Lisa Davidson and Daniel Erker. 2014. Hiatus resolution in American English: the case against glide insertion.

Discussions of hiatus resolution in English are generally limited to analyses of the phonological oddity of /ɹ/-insertion after certain vowels in some dialects (e.g., McCarthy 1993, McMahon 2000, Uffman 2007). These and other works have assumed that hiatus in all other environments is resolved through glide insertion. Despite some suspicions that “linking glides” in hiatus may be fundamentally different from lexical glides (Heselwood 2006, Cruttenden 2008), there are no systematic acoustic investigations of glide insertion. Moreover, studies of glottal stop distribution in English indicate that there are some environments in which glottal stop surfaces between sequential vowels (e.g, Pierrehumbert and Talkin 1992, Dilley et al. 1996). The goal of this study is to go beyond impressionistic analysis to examine: (1) whether there is acoustic evidence for glide insertion as a hiatus resolution process in English, and (2) what role glottal stop insertion plays.

Daniel Erker and Gregory R. Guy. 2012. The role of lexical frequency in syntactic variability: Variable subject personal pronoun expression in Spanish. 

Much recent work argues that lexical frequency plays a central explanatory role in linguistic theory, but the status, predicted effects, and methodological treatment of frequency are controversial, especially so in the less-investigated area of syntactic variation. This paper addresses these issues in a case study of lexical frequency effects on variable subject personal pronoun use in Spanish.

Daniel Erker. 2012. Of categories and continua: Relating discrete and gradient properties of sociophonetic variation.
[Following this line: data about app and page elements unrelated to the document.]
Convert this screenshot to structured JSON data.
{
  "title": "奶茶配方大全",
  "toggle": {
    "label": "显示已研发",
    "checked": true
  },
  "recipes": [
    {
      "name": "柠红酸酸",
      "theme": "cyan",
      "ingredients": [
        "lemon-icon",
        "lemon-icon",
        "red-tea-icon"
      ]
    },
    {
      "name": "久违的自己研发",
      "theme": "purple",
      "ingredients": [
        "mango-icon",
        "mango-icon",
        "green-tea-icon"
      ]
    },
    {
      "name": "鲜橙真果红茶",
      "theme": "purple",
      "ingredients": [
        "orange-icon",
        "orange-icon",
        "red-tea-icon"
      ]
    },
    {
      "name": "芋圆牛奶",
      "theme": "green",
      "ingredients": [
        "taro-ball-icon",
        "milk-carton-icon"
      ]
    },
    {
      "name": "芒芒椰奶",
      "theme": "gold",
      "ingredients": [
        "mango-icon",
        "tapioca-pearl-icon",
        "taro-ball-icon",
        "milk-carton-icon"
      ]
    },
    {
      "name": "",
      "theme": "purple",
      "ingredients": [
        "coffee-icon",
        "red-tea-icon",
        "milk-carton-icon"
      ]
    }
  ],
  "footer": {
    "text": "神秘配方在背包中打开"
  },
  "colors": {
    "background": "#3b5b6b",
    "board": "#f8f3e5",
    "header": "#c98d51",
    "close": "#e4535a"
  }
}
Sociophonetic variation is typically examined from either a categorical or a continuous perspective, but usually not both in the same analysis. Thus variable realizations of coda /-t,d/ and /r/ in English are typically treated discretely in terms of the phonetic presence or absence of these phonological units, i.e. in terms of t/d-deletion (Guy 1980, Labov et al.1968) or r-lessness (Labov 1966). Similarly, variability in the realization of Spanish coda /-s/ is often described in terms of three discrete values, [s], [h], or [Ø] (Bybee 2010, Cedergren 1973, Lipski 1985). Vowels, however, have been extensively studied from a continuous perspective that examines differences in gradient acoustic parameters such as  formant  values  (Labov  1994) or duration (Scobbie et al. 1999). While some variability in consonant production has been explored from a continuous perspective (Foulkes et al. 2006) and several studies of vowel production utilize discrete classifications (Watt & Milroy 1999), it remains rare to find discrete and continuous methods of analysis applied to the same phenomenon in the same study

 Daniel Erker. 2010. A subsegmental approach to coda /s/ weakening in Dominican Spanish. 

Analyses of the variable weakening of coda /s/ in Spanish have largely relied on a categorical conception of variability. While categorical descriptions have proven to be useful heuristics, they have nevertheless tended to obscure important facts about phonological variation and the factors that probabilistically condition it. A growing body of research on sociophonetic variation offers evidence that correlations between linguistic forms and social factors can be manifested in fine-grained subsegmental aspects of speech. The current study conducts a subsegmental analysis of coda /s/ in the speech of five Dominican women. Instrumental analysis of 625 tokens: (1) demonstrates that a strictly segmental description groups together tokens that are significantly di¤erent from one another acoustically; (2) offers an instrumentally-based, alternative description of coda /s/ tokens in terms of two continuous, acoustic measures, duration and center of gravity; and (3) argues that a subsegmental approach is better at describing the variation present in speech, and also better exploiting the explanatory power of several linguistic factors known to condition the phenomenon. As a result, the present analysis o¤ers a more accurate picture of the Spanish of Dominicans in New York, and provides a model for greater descriptive and explanatory adequacy in the study of Spanish in general.